"to take all steps necessary for the creation of a non-profit corporation, the function of which will be to coordinate and carry out all activities for the furtherance of the objectives of the City of Philadelphia and various other business, civic and historical groups or organizations in securing official designation of the City of Philadelphia as the focal point of the national celebration in 1976 of the two hundredth anniversary of the signing of the American Declaration of Independence."
The resolution designated as the incorporators a cross-section of private citizens and public officials, including the Mayor and City Solicitor of the City of Philadelphia, and the President of Philadelphia City Council. When the corporation was formed, its place of business was listed as Room 1660 Municipal Services Building, the office of the Philadelphia City Representative and Director of Commerce.
On March 22, 1967, articles of incorporation prepared by the City Solicitor were filed in the Court of Common Pleas of Philadelphia (March Term, 1967, No. 252). Article III of the articles of incorporation set forth the purposes for which the corporation is formed. These purposes include:
"A. To plan, organize, construct, hold and operate in the City of Philadelphia and adjacent and nearby counties in the Commonwealth of Pennsylvania, and in the States of New Jersey and Delaware, appropriate celebrations, events and exhibitions and the buildings and areas to contain them for the observation of and in commemoration of the bicentennial of the birth of American freedom and of American independence, the Bicentennial of the American Revolution and the Bicentennial of the signing of the Declaration of Independence in Philadelphia in 1976. Said celebrations and events and exhibitions shall be for the exclusively educational purposes of informing and enlightening the peoples of the world as to the importance of individual liberty in the affairs of men, the values of products of a free society, representative government, the concept of equal justice under law, the rights of all men to have equal opportunity and to be treated equally regardless of race, creed, color or previous condition of servitude and the other hallowed concepts of which the United States of America was founded and which were expressed in the Declaration of Independence, the United States Constitution and the amendments thereto, and in other documents, and which have been upheld by men of all political parties and of all faiths, creeds, and colors since the signing in Philadelphia on July 4, 1776, of the Declaration of Independence and in addition shall stress the interdependence of all nations in the modern world;
D. To act as the agency and corporate instrumentality of Federal, State and local governments for any or all of the above purposes ;
M. During the existence of the corporation, it shall be the corporate instrumentality of the City of Philadelphia for the purposes set forth in this charter which as aforesaid shall have the full beneficial interest in said corporation.

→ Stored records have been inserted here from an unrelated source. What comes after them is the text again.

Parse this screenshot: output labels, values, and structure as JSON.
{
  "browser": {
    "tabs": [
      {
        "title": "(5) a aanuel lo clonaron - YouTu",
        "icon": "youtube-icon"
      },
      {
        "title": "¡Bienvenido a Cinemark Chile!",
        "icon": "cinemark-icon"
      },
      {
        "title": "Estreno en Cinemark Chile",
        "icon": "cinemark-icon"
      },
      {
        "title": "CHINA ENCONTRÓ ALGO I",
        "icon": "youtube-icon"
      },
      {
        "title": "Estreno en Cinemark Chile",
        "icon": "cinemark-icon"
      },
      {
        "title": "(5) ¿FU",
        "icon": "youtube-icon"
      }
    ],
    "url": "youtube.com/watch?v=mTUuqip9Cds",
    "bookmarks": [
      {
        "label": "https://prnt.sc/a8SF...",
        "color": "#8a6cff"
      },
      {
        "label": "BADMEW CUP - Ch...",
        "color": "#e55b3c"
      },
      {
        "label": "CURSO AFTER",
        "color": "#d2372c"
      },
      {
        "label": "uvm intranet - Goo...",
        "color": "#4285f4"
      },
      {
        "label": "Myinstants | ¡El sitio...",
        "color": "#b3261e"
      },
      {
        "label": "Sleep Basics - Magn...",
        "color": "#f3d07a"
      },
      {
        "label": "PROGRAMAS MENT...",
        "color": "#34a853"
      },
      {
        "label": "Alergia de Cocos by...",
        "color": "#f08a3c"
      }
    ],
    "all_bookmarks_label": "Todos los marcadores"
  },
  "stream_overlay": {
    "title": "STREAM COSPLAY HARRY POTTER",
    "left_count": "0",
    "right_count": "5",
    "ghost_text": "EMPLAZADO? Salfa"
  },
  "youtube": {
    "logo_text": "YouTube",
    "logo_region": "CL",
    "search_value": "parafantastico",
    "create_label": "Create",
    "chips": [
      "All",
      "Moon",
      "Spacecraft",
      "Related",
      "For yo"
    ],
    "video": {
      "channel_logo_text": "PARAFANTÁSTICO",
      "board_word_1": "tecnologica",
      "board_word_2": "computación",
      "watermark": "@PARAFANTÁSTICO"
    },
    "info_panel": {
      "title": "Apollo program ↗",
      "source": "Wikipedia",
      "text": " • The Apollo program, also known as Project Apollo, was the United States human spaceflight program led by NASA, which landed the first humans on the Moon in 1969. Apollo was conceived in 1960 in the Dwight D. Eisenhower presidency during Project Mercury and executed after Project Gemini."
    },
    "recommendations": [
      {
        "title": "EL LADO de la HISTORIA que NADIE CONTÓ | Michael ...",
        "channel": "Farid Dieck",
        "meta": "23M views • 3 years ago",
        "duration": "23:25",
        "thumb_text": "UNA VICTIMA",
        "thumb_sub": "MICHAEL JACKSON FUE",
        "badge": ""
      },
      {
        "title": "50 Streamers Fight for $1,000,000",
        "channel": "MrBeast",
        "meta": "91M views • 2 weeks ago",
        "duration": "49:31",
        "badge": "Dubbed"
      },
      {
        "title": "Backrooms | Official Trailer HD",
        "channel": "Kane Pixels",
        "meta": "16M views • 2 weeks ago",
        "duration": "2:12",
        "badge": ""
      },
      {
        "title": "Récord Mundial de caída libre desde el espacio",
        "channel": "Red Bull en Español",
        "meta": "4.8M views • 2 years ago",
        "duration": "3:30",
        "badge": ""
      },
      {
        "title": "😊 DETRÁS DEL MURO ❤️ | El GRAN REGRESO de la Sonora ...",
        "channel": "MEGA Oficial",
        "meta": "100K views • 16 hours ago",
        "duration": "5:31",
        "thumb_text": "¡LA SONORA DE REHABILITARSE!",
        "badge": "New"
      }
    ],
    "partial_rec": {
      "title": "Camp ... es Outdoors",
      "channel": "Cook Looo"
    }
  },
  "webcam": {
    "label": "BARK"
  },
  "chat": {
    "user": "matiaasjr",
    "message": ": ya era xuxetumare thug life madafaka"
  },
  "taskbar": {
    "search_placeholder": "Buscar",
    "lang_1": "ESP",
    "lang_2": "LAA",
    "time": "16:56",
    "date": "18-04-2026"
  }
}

The corporation may represent the City of Philadelphia before Government Boards and Commissions, the Bureau of International Expositions and other agencies to obtain support for and in the furtherance of its purposes."
The Board of Directors included the Mayor of the City of Philadelphia, the Managing Director of the City of Philadelphia, President of the City Council of the City of Philadelphia, and the Lieutenant Governor of the Commonwealth of Pennsylvania. Among the ex officio members of the Board of Directors were the Mayors of the Cities of Wilmington, Trenton and Camden, and ...